MATERIAL SHOWN:

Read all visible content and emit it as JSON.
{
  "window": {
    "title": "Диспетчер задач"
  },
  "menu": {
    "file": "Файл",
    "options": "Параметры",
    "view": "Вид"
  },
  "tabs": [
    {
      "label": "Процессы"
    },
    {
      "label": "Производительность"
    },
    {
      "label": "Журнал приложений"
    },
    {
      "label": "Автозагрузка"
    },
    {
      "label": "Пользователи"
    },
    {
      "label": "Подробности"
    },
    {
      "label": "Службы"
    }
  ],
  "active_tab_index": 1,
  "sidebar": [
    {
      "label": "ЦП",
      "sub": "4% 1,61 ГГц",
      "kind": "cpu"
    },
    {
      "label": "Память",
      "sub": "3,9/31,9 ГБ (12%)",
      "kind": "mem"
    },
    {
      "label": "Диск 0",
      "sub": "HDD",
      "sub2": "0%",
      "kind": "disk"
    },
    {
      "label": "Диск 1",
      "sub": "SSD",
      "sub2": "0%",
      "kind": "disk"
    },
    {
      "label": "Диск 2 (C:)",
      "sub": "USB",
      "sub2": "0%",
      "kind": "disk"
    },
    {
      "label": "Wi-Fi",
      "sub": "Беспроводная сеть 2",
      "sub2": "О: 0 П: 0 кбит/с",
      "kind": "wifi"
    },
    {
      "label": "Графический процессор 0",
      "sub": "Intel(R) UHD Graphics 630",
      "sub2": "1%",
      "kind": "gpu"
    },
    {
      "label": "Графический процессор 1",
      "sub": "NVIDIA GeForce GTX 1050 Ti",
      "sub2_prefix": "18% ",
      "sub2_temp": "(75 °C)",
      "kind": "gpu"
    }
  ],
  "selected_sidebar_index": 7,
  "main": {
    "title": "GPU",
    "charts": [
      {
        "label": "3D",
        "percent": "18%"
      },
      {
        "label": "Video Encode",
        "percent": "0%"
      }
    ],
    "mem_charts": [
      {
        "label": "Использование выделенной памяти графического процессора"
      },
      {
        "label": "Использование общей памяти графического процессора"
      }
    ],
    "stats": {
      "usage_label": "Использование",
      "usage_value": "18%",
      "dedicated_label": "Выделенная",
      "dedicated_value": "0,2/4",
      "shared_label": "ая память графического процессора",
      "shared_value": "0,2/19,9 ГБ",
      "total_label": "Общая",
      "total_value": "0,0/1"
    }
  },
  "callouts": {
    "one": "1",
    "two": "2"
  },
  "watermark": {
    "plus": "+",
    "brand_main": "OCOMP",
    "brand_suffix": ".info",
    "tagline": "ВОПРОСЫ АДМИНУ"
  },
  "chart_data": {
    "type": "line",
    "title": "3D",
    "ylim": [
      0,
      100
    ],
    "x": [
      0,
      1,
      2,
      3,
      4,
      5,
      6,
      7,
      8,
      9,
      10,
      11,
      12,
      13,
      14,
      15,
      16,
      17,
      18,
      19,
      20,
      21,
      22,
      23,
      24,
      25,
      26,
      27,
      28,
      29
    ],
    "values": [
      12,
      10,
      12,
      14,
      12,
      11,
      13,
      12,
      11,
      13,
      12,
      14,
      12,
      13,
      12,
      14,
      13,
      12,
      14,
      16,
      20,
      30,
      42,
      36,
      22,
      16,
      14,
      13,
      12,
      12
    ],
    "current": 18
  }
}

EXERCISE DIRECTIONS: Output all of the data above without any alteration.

YOUR RESPONSE:
Read all visible content and emit it as JSON.
{
  "window": {
    "title": "Диспетчер задач"
  },
  "menu": {
    "file": "Файл",
    "options": "Параметры",
    "view": "Вид"
  },
  "tabs": [
    {
      "label": "Процессы"
    },
    {
      "label": "Производительность"
    },
    {
      "label": "Журнал приложений"
    },
    {
      "label": "Автозагрузка"
    },
    {
      "label": "Пользователи"
    },
    {
      "label": "Подробности"
    },
    {
      "label": "Службы"
    }
  ],
  "active_tab_index": 1,
  "sidebar": [
    {
      "label": "ЦП",
      "sub": "4% 1,61 ГГц",
      "kind": "cpu"
    },
    {
      "label": "Память",
      "sub": "3,9/31,9 ГБ (12%)",
      "kind": "mem"
    },
    {
      "label": "Диск 0",
      "sub": "HDD",
      "sub2": "0%",
      "kind": "disk"
    },
    {
      "label": "Диск 1",
      "sub": "SSD",
      "sub2": "0%",
      "kind": "disk"
    },
    {
      "label": "Диск 2 (C:)",
      "sub": "USB",
      "sub2": "0%",
      "kind": "disk"
    },
    {
      "label": "Wi-Fi",
      "sub": "Беспроводная сеть 2",
      "sub2": "О: 0 П: 0 кбит/с",
      "kind": "wifi"
    },
    {
      "label": "Графический процессор 0",
      "sub": "Intel(R) UHD Graphics 630",
      "sub2": "1%",
      "kind": "gpu"
    },
    {
      "label": "Графический процессор 1",
      "sub": "NVIDIA GeForce GTX 1050 Ti",
      "sub2_prefix": "18% ",
      "sub2_temp": "(75 °C)",
      "kind": "gpu"
    }
  ],
  "selected_sidebar_index": 7,
  "main": {
    "title": "GPU",
    "charts": [
      {
        "label": "3D",
        "percent": "18%"
      },
      {
        "label": "Video Encode",
        "percent": "0%"
      }
    ],
    "mem_charts": [
      {
        "label": "Использование выделенной памяти графического процессора"
      },
      {
        "label": "Использование общей памяти графического процессора"
      }
    ],
    "stats": {
      "usage_label": "Использование",
      "usage_value": "18%",
      "dedicated_label": "Выделенная",
      "dedicated_value": "0,2/4",
      "shared_label": "ая память графического процессора",
      "shared_value": "0,2/19,9 ГБ",
      "total_label": "Общая",
      "total_value": "0,0/1"
    }
  },
  "callouts": {
    "one": "1",
    "two": "2"
  },
  "watermark": {
    "plus": "+",
    "brand_main": "OCOMP",
    "brand_suffix": ".info",
    "tagline": "ВОПРОСЫ АДМИНУ"
  },
  "chart_data": {
    "type": "line",
    "title": "3D",
    "ylim": [
      0,
      100
    ],
    "x": [
      0,
      1,
      2,
      3,
      4,
      5,
      6,
      7,
      8,
      9,
      10,
      11,
      12,
      13,
      14,
      15,
      16,
      17,
      18,
      19,
      20,
      21,
      22,
      23,
      24,
      25,
      26,
      27,
      28,
      29
    ],
    "values": [
      12,
      10,
      12,
      14,
      12,
      11,
      13,
      12,
      11,
      13,
      12,
      14,
      12,
      13,
      12,
      14,
      13,
      12,
      14,
      16,
      20,
      30,
      42,
      36,
      22,
      16,
      14,
      13,
      12,
      12
    ],
    "current": 18
  }
}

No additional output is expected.